Tip: For the best energy efficiency, reliability, and lowest operating sound, make sure your air conditioner uses a scroll compressor. For the ultimate in efficiency and climate control, look for air conditioners containing the new two-stage Copeland Scroll UltraTech&#0153 compressors made by Emerson.

3. Make routine maintenance a priority. More than a third of homeowners say they have not had their central air conditioner inspected or serviced by a professional contractor in the past year and do not expect to this spring or summer.

There are a number of routine maintenance tasks that homeowners can do on their own, such as regularly changing disposable air filters (or cleaning electronic air cleaners) on the indoor blower unit; keeping debris away from the outdoor unit; and hosing off the condenser fins on the outdoor unit.

But just like regular tune-ups for your car, it really pays to have a contractor inspect and service your air conditioning and furnace system annually to make sure it is operating at peak performance.

Tip: Be sure your contractor is licensed, well trained, and experienced. Look for firms whose employees are certified by the North American Technician Excellence (NATE) training program.

By Dean Johnson

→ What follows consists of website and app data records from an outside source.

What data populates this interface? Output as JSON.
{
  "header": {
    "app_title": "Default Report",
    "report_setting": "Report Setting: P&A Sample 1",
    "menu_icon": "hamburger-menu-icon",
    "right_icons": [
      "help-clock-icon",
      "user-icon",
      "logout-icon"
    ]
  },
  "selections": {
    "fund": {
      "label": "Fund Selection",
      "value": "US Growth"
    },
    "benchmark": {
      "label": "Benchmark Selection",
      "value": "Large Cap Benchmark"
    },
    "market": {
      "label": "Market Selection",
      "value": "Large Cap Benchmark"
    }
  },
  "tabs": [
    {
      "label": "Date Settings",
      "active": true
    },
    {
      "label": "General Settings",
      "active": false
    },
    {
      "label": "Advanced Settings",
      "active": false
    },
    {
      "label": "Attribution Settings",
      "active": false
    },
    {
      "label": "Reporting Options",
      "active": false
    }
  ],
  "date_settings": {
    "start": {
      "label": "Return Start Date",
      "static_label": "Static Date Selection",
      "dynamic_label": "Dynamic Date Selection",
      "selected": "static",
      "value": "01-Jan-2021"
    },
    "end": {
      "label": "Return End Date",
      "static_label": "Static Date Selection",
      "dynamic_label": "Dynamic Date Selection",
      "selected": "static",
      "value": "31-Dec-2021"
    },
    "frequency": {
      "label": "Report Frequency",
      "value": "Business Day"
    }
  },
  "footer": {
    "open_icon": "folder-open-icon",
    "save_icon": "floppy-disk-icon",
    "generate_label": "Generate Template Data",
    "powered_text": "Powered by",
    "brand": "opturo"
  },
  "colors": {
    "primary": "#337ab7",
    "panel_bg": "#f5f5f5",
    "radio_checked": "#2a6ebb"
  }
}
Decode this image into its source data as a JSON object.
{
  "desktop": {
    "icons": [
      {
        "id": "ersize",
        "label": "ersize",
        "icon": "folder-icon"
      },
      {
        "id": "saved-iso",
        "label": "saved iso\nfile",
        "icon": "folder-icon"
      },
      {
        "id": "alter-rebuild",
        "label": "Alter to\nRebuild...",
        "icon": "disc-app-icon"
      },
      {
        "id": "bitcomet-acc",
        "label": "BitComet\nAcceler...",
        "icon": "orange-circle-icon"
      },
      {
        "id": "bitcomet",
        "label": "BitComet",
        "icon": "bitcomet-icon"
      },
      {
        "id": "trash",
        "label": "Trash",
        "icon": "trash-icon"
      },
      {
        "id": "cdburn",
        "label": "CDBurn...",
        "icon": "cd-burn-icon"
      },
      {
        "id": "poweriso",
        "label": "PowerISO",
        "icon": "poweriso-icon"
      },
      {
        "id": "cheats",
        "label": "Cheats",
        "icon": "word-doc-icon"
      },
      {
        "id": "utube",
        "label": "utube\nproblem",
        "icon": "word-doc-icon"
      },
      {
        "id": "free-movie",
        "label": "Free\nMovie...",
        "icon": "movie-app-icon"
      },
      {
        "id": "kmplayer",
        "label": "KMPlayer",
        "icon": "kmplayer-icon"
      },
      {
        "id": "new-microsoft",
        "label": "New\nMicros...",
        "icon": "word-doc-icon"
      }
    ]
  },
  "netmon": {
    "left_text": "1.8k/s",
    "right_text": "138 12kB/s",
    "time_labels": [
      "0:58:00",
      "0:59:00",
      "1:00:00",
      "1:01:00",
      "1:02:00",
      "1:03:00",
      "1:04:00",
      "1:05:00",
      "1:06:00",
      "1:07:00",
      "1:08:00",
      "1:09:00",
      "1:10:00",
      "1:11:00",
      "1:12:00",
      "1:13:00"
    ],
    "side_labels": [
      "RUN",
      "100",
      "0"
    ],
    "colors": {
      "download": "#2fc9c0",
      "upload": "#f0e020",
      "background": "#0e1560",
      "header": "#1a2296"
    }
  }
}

Dean Johnson is host of “Hometime,” the do-it-yourself home-improvement television series that’s currently aired by 325 public television stations across the country. For more information on Dean and Hometime, visit For more information on climate technology products from Emerson, visit